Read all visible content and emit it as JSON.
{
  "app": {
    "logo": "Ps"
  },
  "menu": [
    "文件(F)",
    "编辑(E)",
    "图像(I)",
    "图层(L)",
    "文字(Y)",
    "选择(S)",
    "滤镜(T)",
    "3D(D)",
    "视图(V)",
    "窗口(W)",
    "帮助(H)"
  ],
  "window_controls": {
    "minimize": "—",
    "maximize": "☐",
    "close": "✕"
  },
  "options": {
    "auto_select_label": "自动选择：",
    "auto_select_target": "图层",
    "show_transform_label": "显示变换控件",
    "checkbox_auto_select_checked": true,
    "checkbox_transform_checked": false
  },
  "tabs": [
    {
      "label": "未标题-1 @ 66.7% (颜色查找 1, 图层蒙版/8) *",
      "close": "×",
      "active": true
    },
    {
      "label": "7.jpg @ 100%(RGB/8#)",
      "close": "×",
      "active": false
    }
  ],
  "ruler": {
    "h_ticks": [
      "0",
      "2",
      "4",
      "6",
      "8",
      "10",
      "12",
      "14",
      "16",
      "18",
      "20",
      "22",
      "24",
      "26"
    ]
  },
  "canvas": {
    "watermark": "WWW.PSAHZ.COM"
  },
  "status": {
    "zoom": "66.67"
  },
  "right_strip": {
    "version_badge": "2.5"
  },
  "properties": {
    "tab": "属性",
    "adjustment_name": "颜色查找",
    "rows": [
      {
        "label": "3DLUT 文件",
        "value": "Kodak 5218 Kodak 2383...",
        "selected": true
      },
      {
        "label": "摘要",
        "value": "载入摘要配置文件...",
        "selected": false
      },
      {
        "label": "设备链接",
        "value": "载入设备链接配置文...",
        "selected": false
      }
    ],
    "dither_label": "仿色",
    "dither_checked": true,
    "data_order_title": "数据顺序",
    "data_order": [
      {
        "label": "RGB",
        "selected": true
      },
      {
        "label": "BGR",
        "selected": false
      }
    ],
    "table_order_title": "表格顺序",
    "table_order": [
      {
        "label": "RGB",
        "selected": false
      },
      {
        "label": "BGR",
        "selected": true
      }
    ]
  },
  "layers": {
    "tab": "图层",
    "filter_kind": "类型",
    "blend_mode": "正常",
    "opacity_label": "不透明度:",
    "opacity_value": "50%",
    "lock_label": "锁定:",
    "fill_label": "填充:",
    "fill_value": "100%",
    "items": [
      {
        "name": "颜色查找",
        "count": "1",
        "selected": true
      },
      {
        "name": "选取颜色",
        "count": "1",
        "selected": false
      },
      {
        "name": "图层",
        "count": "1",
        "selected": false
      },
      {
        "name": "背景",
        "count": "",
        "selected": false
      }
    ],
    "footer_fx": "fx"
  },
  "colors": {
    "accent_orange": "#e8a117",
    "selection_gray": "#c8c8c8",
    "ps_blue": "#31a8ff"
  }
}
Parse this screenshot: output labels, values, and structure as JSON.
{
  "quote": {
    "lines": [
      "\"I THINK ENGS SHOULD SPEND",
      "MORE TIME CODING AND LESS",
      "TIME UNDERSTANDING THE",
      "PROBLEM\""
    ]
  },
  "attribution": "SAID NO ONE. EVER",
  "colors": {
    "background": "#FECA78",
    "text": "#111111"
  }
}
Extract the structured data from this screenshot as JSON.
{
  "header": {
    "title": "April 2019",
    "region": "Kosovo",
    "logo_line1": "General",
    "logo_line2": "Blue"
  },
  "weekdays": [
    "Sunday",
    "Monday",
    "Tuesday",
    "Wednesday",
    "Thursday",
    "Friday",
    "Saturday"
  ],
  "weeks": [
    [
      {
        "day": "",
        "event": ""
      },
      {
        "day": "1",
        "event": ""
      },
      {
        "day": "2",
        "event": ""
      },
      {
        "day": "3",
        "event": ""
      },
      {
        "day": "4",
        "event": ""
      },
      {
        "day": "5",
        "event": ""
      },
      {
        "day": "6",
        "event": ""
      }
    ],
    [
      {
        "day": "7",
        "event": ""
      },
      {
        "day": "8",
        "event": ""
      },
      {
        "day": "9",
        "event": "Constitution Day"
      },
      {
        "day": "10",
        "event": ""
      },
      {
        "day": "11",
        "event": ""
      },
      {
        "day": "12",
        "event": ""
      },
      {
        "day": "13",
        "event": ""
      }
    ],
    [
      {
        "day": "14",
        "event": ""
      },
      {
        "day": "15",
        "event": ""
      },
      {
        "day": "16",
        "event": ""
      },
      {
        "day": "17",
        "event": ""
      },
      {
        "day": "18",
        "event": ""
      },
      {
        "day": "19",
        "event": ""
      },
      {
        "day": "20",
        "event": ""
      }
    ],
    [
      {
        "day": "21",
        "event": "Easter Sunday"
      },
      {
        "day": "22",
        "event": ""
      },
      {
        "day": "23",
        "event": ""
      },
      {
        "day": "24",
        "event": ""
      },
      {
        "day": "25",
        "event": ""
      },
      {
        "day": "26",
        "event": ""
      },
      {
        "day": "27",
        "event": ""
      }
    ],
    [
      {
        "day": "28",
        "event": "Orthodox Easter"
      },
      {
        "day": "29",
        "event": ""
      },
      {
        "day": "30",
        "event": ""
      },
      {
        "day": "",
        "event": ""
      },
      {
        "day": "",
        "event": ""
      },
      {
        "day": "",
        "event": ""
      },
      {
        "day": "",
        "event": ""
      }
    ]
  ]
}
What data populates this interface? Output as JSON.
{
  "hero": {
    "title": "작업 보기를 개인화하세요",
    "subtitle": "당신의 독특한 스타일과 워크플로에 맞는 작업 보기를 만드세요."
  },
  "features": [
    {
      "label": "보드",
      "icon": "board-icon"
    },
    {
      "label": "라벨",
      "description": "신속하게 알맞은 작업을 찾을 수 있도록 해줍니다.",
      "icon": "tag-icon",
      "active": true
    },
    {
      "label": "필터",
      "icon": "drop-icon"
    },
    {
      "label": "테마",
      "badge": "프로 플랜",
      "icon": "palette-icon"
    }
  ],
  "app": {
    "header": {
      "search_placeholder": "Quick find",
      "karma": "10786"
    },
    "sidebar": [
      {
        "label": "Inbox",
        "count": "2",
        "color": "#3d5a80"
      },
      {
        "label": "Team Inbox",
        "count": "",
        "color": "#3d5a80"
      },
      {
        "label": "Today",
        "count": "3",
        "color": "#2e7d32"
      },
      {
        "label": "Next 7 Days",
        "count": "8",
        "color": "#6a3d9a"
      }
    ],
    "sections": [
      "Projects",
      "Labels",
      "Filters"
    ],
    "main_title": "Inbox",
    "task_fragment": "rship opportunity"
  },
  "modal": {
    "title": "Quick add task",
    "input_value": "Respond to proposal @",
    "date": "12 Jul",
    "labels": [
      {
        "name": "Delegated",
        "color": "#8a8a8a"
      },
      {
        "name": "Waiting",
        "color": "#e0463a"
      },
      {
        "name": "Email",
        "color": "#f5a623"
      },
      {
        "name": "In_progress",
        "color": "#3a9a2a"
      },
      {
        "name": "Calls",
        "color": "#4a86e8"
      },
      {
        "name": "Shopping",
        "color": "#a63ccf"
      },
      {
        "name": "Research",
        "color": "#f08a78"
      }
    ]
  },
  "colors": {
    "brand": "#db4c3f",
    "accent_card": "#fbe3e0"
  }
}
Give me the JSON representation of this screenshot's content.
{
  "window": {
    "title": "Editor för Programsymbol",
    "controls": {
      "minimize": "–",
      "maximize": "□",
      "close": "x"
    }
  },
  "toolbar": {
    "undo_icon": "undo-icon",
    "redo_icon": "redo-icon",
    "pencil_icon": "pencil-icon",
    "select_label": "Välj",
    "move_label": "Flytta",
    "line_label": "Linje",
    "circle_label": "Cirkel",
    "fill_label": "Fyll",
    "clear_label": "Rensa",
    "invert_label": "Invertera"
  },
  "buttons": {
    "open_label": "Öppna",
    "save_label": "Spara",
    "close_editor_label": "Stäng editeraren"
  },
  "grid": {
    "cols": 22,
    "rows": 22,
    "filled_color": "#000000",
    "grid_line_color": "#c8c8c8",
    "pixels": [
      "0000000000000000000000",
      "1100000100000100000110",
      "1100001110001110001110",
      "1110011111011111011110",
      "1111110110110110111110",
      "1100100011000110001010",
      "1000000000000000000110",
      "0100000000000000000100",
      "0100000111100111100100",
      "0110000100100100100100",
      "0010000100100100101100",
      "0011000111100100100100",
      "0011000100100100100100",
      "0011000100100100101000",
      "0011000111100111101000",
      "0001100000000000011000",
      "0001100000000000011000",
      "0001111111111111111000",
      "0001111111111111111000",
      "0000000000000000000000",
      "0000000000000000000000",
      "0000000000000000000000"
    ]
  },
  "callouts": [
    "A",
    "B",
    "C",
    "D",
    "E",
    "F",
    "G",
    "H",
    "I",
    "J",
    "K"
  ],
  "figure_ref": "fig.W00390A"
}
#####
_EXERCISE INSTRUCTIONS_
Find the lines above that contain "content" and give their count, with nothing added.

_SOLVED EXERCISE_
2